- What this task involves
The entries should be written out again exactly as they read.

- Dataset rows describing interfaces

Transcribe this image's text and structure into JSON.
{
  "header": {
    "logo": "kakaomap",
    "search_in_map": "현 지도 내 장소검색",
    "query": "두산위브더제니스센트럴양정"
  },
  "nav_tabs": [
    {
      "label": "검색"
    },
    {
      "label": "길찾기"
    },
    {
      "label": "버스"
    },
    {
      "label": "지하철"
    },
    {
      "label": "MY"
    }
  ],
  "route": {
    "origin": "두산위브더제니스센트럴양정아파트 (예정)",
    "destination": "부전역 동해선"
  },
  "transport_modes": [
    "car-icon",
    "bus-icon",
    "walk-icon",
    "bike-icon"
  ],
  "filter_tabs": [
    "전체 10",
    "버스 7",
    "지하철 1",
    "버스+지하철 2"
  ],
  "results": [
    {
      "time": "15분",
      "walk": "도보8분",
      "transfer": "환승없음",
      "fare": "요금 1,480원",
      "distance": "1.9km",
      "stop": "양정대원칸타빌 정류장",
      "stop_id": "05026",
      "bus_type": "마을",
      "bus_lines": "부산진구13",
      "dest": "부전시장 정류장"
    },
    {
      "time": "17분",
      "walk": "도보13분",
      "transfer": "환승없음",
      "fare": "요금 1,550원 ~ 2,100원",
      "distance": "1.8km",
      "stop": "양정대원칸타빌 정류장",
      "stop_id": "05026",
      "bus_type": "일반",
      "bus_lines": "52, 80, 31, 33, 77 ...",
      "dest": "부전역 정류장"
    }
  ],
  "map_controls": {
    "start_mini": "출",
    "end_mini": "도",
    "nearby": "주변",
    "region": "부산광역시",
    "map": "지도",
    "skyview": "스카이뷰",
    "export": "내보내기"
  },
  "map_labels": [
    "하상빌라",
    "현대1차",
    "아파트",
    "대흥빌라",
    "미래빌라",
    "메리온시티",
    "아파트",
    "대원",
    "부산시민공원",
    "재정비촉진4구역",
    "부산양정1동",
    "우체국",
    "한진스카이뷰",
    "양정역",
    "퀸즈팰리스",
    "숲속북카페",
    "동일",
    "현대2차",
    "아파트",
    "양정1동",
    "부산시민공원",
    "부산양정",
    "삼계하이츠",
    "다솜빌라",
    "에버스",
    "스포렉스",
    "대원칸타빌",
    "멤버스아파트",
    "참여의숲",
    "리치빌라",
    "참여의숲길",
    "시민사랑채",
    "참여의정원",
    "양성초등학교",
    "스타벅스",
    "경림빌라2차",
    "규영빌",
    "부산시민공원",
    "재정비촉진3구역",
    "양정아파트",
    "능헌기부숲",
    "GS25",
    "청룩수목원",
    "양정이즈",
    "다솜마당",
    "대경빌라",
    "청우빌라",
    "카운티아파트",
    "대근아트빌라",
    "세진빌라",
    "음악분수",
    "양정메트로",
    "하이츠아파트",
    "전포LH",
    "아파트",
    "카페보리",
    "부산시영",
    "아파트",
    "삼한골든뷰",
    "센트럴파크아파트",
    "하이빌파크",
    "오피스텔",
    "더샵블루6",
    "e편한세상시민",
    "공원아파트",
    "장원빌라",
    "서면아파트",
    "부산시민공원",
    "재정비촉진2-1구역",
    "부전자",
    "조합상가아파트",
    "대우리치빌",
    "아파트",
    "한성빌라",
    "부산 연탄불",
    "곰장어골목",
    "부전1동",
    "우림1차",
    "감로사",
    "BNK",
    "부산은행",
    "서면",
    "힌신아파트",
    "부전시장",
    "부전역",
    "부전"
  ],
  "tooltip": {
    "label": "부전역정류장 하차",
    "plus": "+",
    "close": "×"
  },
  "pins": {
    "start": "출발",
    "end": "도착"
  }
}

- Answer below
Transcribe this image's text and structure into JSON.
{
  "header": {
    "logo": "kakaomap",
    "search_in_map": "현 지도 내 장소검색",
    "query": "두산위브더제니스센트럴양정"
  },
  "nav_tabs": [
    {
      "label": "검색"
    },
    {
      "label": "길찾기"
    },
    {
      "label": "버스"
    },
    {
      "label": "지하철"
    },
    {
      "label": "MY"
    }
  ],
  "route": {
    "origin": "두산위브더제니스센트럴양정아파트 (예정)",
    "destination": "부전역 동해선"
  },
  "transport_modes": [
    "car-icon",
    "bus-icon",
    "walk-icon",
    "bike-icon"
  ],
  "filter_tabs": [
    "전체 10",
    "버스 7",
    "지하철 1",
    "버스+지하철 2"
  ],
  "results": [
    {
      "time": "15분",
      "walk": "도보8분",
      "transfer": "환승없음",
      "fare": "요금 1,480원",
      "distance": "1.9km",
      "stop": "양정대원칸타빌 정류장",
      "stop_id": "05026",
      "bus_type": "마을",
      "bus_lines": "부산진구13",
      "dest": "부전시장 정류장"
    },
    {
      "time": "17분",
      "walk": "도보13분",
      "transfer": "환승없음",
      "fare": "요금 1,550원 ~ 2,100원",
      "distance": "1.8km",
      "stop": "양정대원칸타빌 정류장",
      "stop_id": "05026",
      "bus_type": "일반",
      "bus_lines": "52, 80, 31, 33, 77 ...",
      "dest": "부전역 정류장"
    }
  ],
  "map_controls": {
    "start_mini": "출",
    "end_mini": "도",
    "nearby": "주변",
    "region": "부산광역시",
    "map": "지도",
    "skyview": "스카이뷰",
    "export": "내보내기"
  },
  "map_labels": [
    "하상빌라",
    "현대1차",
    "아파트",
    "대흥빌라",
    "미래빌라",
    "메리온시티",
    "아파트",
    "대원",
    "부산시민공원",
    "재정비촉진4구역",
    "부산양정1동",
    "우체국",
    "한진스카이뷰",
    "양정역",
    "퀸즈팰리스",
    "숲속북카페",
    "동일",
    "현대2차",
    "아파트",
    "양정1동",
    "부산시민공원",
    "부산양정",
    "삼계하이츠",
    "다솜빌라",
    "에버스",
    "스포렉스",
    "대원칸타빌",
    "멤버스아파트",
    "참여의숲",
    "리치빌라",
    "참여의숲길",
    "시민사랑채",
    "참여의정원",
    "양성초등학교",
    "스타벅스",
    "경림빌라2차",
    "규영빌",
    "부산시민공원",
    "재정비촉진3구역",
    "양정아파트",
    "능헌기부숲",
    "GS25",
    "청룩수목원",
    "양정이즈",
    "다솜마당",
    "대경빌라",
    "청우빌라",
    "카운티아파트",
    "대근아트빌라",
    "세진빌라",
    "음악분수",
    "양정메트로",
    "하이츠아파트",
    "전포LH",
    "아파트",
    "카페보리",
    "부산시영",
    "아파트",
    "삼한골든뷰",
    "센트럴파크아파트",
    "하이빌파크",
    "오피스텔",
    "더샵블루6",
    "e편한세상시민",
    "공원아파트",
    "장원빌라",
    "서면아파트",
    "부산시민공원",
    "재정비촉진2-1구역",
    "부전자",
    "조합상가아파트",
    "대우리치빌",
    "아파트",
    "한성빌라",
    "부산 연탄불",
    "곰장어골목",
    "부전1동",
    "우림1차",
    "감로사",
    "BNK",
    "부산은행",
    "서면",
    "힌신아파트",
    "부전시장",
    "부전역",
    "부전"
  ],
  "tooltip": {
    "label": "부전역정류장 하차",
    "plus": "+",
    "close": "×"
  },
  "pins": {
    "start": "출발",
    "end": "도착"
  }
}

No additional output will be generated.